▶ Problem details:
Using the records below, copy every line that holds the string "screenshot".

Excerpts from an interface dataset
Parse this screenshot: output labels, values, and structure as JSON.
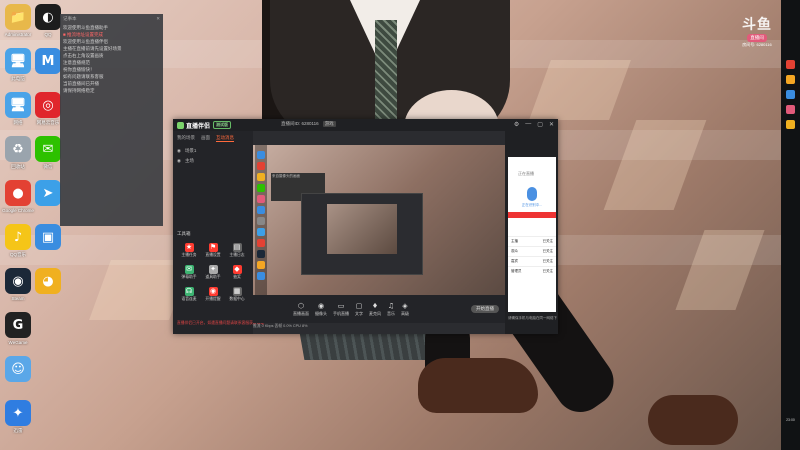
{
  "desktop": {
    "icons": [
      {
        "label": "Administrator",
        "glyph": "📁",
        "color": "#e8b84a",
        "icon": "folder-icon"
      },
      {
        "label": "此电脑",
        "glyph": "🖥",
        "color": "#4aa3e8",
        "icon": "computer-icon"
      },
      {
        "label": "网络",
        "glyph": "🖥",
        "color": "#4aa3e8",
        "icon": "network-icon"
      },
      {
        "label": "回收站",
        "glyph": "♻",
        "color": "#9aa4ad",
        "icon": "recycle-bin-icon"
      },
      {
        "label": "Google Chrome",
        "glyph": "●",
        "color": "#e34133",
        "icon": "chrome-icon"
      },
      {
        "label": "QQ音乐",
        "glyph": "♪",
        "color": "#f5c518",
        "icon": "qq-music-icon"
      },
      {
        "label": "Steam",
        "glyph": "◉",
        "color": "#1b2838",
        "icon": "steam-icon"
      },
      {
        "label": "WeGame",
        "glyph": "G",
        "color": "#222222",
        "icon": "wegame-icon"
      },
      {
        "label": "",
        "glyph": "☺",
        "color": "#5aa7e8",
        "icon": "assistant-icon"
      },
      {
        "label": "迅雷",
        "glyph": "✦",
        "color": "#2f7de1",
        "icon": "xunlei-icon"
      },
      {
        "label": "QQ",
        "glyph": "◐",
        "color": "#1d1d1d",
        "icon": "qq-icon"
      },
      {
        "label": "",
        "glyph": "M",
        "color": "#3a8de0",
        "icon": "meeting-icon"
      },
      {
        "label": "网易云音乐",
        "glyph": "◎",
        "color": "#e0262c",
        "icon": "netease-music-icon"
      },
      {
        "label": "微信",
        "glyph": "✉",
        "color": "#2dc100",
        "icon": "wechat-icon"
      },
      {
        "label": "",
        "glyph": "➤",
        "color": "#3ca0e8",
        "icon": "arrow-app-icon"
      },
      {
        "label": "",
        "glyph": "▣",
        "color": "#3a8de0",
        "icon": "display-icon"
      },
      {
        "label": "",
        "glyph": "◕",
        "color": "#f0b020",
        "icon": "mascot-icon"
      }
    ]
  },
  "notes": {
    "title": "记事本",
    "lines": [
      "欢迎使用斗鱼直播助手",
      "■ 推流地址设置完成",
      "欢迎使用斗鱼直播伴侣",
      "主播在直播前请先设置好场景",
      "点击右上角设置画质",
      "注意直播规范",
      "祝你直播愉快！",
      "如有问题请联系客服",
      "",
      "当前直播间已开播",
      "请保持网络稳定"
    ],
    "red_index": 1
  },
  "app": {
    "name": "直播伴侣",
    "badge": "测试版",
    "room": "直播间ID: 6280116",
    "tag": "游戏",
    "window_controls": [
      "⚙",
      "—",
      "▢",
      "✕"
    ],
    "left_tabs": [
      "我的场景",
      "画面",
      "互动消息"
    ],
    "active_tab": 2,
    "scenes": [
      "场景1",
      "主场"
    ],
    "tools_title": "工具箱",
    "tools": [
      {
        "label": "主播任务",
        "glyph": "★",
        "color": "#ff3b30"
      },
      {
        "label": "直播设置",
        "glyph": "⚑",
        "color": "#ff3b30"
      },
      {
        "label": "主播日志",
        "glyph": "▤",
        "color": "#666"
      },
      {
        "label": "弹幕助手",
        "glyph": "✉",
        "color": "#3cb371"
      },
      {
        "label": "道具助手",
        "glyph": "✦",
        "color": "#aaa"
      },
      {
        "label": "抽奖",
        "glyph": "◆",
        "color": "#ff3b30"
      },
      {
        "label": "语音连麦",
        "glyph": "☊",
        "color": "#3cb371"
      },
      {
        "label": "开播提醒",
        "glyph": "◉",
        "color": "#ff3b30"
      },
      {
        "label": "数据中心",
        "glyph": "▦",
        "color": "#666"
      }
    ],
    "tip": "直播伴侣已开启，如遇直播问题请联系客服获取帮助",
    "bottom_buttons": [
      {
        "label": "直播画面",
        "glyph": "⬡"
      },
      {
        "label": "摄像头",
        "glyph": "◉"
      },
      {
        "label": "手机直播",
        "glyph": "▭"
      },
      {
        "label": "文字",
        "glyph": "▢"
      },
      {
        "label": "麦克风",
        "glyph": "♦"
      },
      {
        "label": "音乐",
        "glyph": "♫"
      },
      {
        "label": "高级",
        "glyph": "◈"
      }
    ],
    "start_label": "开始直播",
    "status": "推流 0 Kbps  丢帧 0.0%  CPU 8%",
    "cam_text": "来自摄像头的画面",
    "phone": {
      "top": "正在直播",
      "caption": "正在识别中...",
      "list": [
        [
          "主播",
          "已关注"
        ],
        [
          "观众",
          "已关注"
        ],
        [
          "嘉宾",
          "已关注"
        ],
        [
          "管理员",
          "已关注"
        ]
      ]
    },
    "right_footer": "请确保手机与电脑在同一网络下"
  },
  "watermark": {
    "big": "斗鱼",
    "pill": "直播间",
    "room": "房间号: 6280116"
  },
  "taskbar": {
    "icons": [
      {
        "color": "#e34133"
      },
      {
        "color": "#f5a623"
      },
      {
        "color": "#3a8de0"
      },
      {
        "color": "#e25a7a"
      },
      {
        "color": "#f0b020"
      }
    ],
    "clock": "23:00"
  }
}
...
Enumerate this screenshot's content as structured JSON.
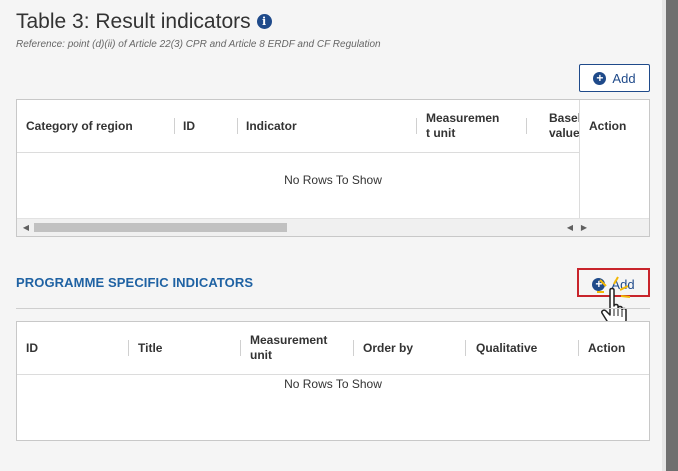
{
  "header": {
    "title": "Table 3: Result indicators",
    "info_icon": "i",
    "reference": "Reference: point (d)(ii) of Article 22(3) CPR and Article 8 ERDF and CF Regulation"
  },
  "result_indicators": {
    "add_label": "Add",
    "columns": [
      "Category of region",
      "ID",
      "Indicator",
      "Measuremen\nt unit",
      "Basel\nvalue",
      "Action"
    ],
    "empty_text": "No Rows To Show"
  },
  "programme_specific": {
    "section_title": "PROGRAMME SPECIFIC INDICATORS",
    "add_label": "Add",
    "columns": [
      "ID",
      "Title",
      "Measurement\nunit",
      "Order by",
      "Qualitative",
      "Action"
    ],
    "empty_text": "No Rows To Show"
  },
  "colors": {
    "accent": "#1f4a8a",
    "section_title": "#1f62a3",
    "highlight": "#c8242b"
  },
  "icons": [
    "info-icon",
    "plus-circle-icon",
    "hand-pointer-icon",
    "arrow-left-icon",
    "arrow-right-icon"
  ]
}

▶ Result for this task:
Parse this screenshot: output labels, values, and structure as JSON.
Enumerate this screenshot's content as structured JSON.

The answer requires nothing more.